Legal PR blog

Why should law firms use twitter?

Ralph Savage provides tips on law firm twitter use

There’s a compulsion to join the crowd when it comes to online social networking, but you need to understand how law firms use Twitter before you join the crowd.

Twitter for law firms
To save time, sign up for a free Twitter keyword search alert like that from Twilert.com or SocialOomph.com

Some law firms are using twitter simply because it is a communications channel that many people are using, which is to an extent measurable through tools like peerindex; it is rapid, social (so messages can be spread beyond the original intended audience), free to use (beyond staff time and learning involved), and remarkably flexible.

However, if you’re reading (by ‘following’) people to share their morning breakfast menu, then you are wasting your time. ‘Unfollow’ them, using tools like Manage Flitter and then search Twitter.com for people with an interest in the areas of law, policy or business that your law firm shares.

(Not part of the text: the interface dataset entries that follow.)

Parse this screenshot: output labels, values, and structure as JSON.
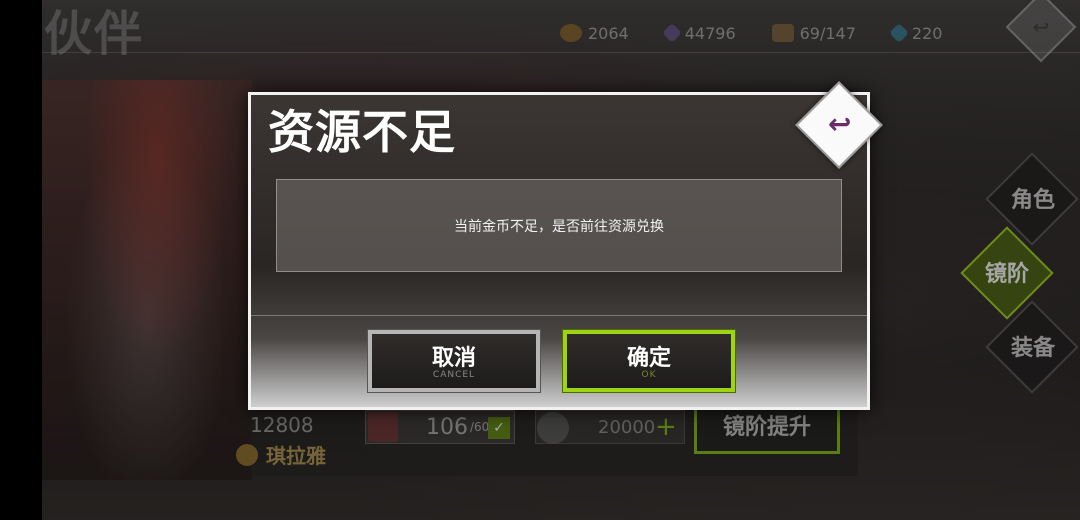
{
  "screen": {
    "title": "伙伴"
  },
  "resources": {
    "gold": "2064",
    "crystal": "44796",
    "stamina": "69/147",
    "diamond": "220"
  },
  "hero": {
    "power": "12808",
    "name": "琪拉雅",
    "fragments": "106",
    "fragments_max": "/60",
    "gold_cost": "20000",
    "upgrade_label": "镜阶提升"
  },
  "side_menu": [
    {
      "label": "角色",
      "active": false
    },
    {
      "label": "镜阶",
      "active": true
    },
    {
      "label": "装备",
      "active": false
    }
  ],
  "dialog": {
    "title": "资源不足",
    "message": "当前金币不足，是否前往资源兑换",
    "cancel_label": "取消",
    "cancel_sub": "CANCEL",
    "ok_label": "确定",
    "ok_sub": "OK"
  },
  "colors": {
    "accent_green": "#9ed416",
    "cancel_border": "#b5b5b5",
    "close_icon": "#6a2d6a"
  },
  "icons": {
    "close": "back-arrow-icon",
    "gold": "gold-coin-icon",
    "crystal": "crystal-icon",
    "stamina": "chest-icon",
    "diamond": "diamond-icon"
  }
}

Your next task is to explore the people that these people follow. Soon, you’ll have built a network of dozens of people who seem to have a shared professional interest. Some of their messages will turn out to be quite useful.

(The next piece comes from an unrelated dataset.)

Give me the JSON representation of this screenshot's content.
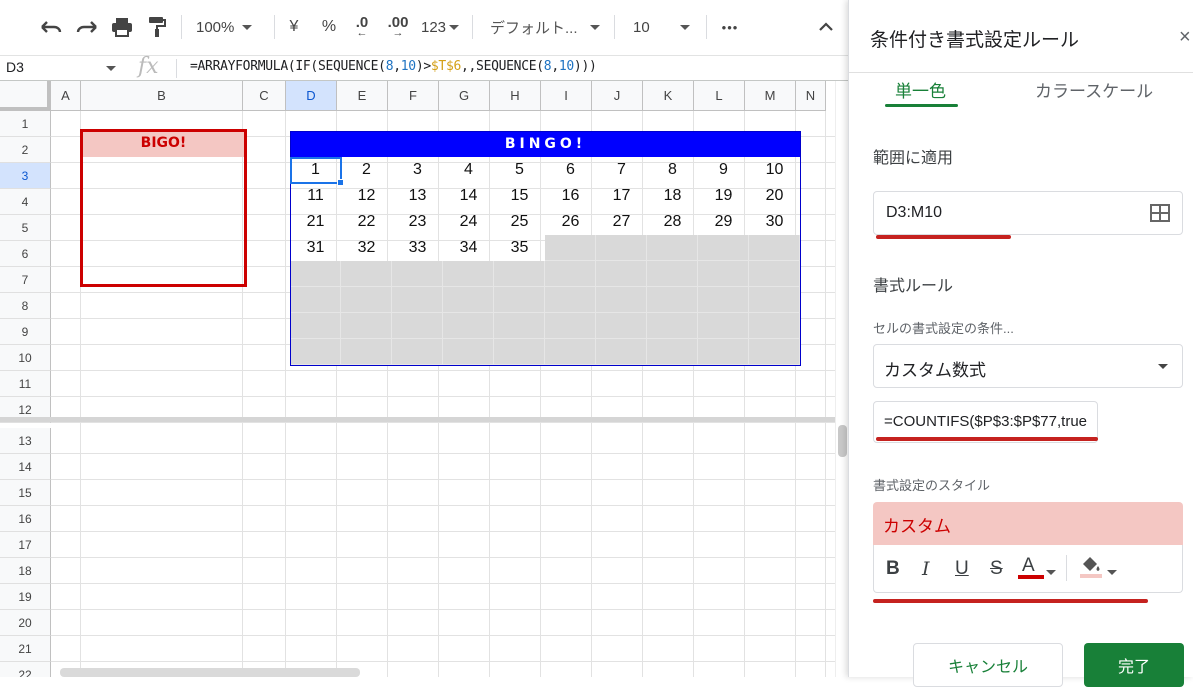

To save time, sign up for a free Twitter keyword search alert like that from Twilert.com or SocialOomph.com. You’ll get a single email with a list of all tweets that included that keyword. Tweetdeck is also a useful application for managing twitter traffic and grouping conversations by topic or type.

For the latter to work well, twitter lists are essential for grouping together tweeters who discuss similar topics. This list follows a range of journalists and professionals who discuss UK legal services, while this one focuses on a similar cohort within the insurance sector.

Post by: Ralph Savage / Website: http://rtsmedia.co.uk
A business journalist by trade, Ralph Savage represents a series of B2B clients on media and marketing matters. He provides strategic PR advice, media training and consultancy. He also ghost writes regularly on behalf of FTSE 250 CEOs, leading counsel and senior professionals including solicitors, accountants and brokers.